“A non-X-linked syndrome with susceptibility to
severe Epstein-Barr virus infection”
A new perspective 20 years later
The Children’s Hospital of Philadelphia,
University of Pennsylvania School of
Medicine, and The Ohio State University
David LaRosa, Aharon Freud, Raquel Deering,
Kim Nichols, Michael Caligiuri, and Jordan Orange
• 46 y/o man, fatigue.
• Previous PID diagnosis, well without follow-up.
• Recurrent otitis and sinusitis, childhood and adolescence.
• Severe infectious mononucleosis age 22: hepatitis, multi-lobar
pneumonia, 3 months to recover.
• Full spectrum of antibodies to EBV in expected titer ranges.
• More recently: chronic rhinosinusitis s/p FESS x 2, pneumonia x 1.
• Occasional cough mildly productive of yellow sputum.
– Sinus CT: chronic pan-sinusitis.
– High-resolution chest CT: no active disease.
– Spirometry normal.
– Quantitative Ig normal.
• Brother 1: recurrent otitis, sinusitis, pneumonia, bronchiectasis, multiple
– Immunologic studies normal: quIg, sIgA, lymphocyte proliferation, CH50, NBT,
– Infectious mononucleosis age 16: anemia, thrombocytopenia, pneumonia,
hepatitis, myocarditis, nephritis, encephalitis. Died day 26 from multi-organ
• Sister: recurrent pneumonia, bronchiectasis, multiple hospitalizations.
– Similar immunologic evaluation to Brother 1: unrevealing.
– Infectious mononucleosis age 17: multi-lobar pneumonia.
– Recovered after 3 months.
– Severe herpetic gingivostomatitis age 18. Age 25 cervix neoplasia and
– Died age 38 from pulmonary disease (advanced bronchiectasis).
• Brother 2: usual childhood infection history.
– Infectious mononucleosis age 21, usual course, uncomplicated.
DDx for severe EBV-associated illness

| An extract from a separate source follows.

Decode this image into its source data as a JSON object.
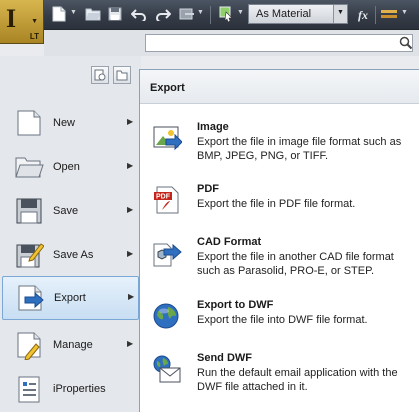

• Primary diseases known to result in EBV-associated
hemophagocytic syndrome (HPS):
– X-linked lymphoproliferative syndrome (XLP)
– Diseases associated with defective perforin expression:
• Familial erythrophagocytic lymphohistiocytosis (FELH).
• Hemophagocytic ly